= Beginning of Section =

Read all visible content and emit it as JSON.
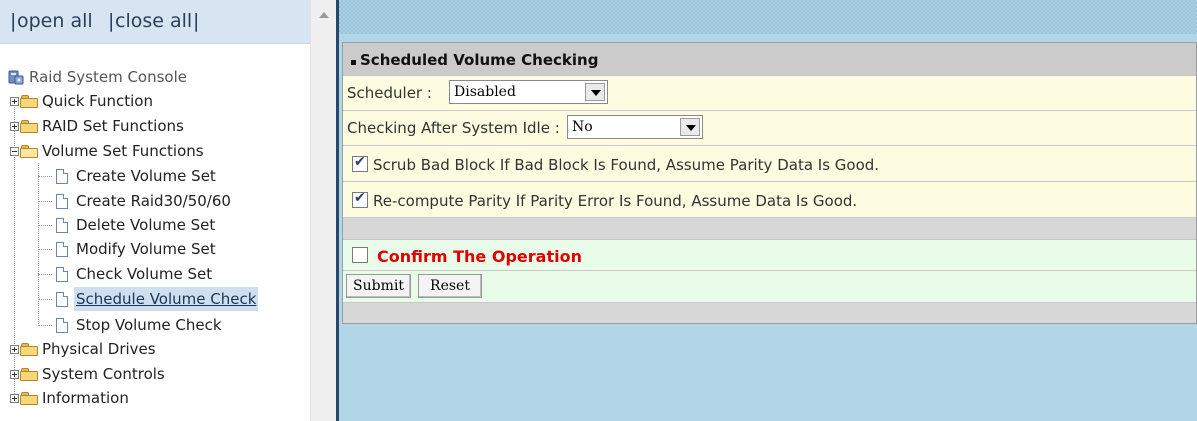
{
  "topbar": {
    "pipe_left": "|",
    "open_all": "open all",
    "pipe_mid": "|",
    "close_all": "close all",
    "pipe_right": "|"
  },
  "tree": {
    "root": "Raid System Console",
    "folders": {
      "quick": "Quick Function",
      "raid_set": "RAID Set Functions",
      "volume_set": "Volume Set Functions",
      "physical": "Physical Drives",
      "system": "System Controls",
      "info": "Information"
    },
    "volume_items": [
      "Create Volume Set",
      "Create Raid30/50/60",
      "Delete Volume Set",
      "Modify Volume Set",
      "Check Volume Set",
      "Schedule Volume Check",
      "Stop Volume Check"
    ],
    "selected_item": "Schedule Volume Check"
  },
  "form": {
    "title": "Scheduled Volume Checking",
    "scheduler_label": "Scheduler :",
    "scheduler_value": "Disabled",
    "idle_label": "Checking After System Idle :",
    "idle_value": "No",
    "scrub_label": "Scrub Bad Block If Bad Block Is Found, Assume Parity Data Is Good.",
    "scrub_checked": true,
    "recompute_label": "Re-compute Parity If Parity Error Is Found, Assume Data Is Good.",
    "recompute_checked": true,
    "confirm_label": "Confirm The Operation",
    "confirm_checked": false,
    "submit_label": "Submit",
    "reset_label": "Reset"
  },
  "colors": {
    "topbar_bg": "#d7e4f2",
    "frame_bg": "#b0d6e8",
    "header_bg": "#cbcbcb",
    "yellow_row": "#fdfce0",
    "green_row": "#e9fce9",
    "confirm_text": "#e00000"
  },
  "icons": {
    "console": "server-console-icon",
    "folder": "folder-icon",
    "document": "document-icon",
    "expand": "plus-box-icon",
    "collapse": "minus-box-icon",
    "dropdown": "chevron-down-icon",
    "scroll_up": "scroll-up-arrow-icon"
  }
}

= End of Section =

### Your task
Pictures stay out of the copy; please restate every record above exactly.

### Solution for this task
Read all visible content and emit it as JSON.
{
  "topbar": {
    "pipe_left": "|",
    "open_all": "open all",
    "pipe_mid": "|",
    "close_all": "close all",
    "pipe_right": "|"
  },
  "tree": {
    "root": "Raid System Console",
    "folders": {
      "quick": "Quick Function",
      "raid_set": "RAID Set Functions",
      "volume_set": "Volume Set Functions",
      "physical": "Physical Drives",
      "system": "System Controls",
      "info": "Information"
    },
    "volume_items": [
      "Create Volume Set",
      "Create Raid30/50/60",
      "Delete Volume Set",
      "Modify Volume Set",
      "Check Volume Set",
      "Schedule Volume Check",
      "Stop Volume Check"
    ],
    "selected_item": "Schedule Volume Check"
  },
  "form": {
    "title": "Scheduled Volume Checking",
    "scheduler_label": "Scheduler :",
    "scheduler_value": "Disabled",
    "idle_label": "Checking After System Idle :",
    "idle_value": "No",
    "scrub_label": "Scrub Bad Block If Bad Block Is Found, Assume Parity Data Is Good.",
    "scrub_checked": true,
    "recompute_label": "Re-compute Parity If Parity Error Is Found, Assume Data Is Good.",
    "recompute_checked": true,
    "confirm_label": "Confirm The Operation",
    "confirm_checked": false,
    "submit_label": "Submit",
    "reset_label": "Reset"
  },
  "colors": {
    "topbar_bg": "#d7e4f2",
    "frame_bg": "#b0d6e8",
    "header_bg": "#cbcbcb",
    "yellow_row": "#fdfce0",
    "green_row": "#e9fce9",
    "confirm_text": "#e00000"
  },
  "icons": {
    "console": "server-console-icon",
    "folder": "folder-icon",
    "document": "document-icon",
    "expand": "plus-box-icon",
    "collapse": "minus-box-icon",
    "dropdown": "chevron-down-icon",
    "scroll_up": "scroll-up-arrow-icon"
  }
}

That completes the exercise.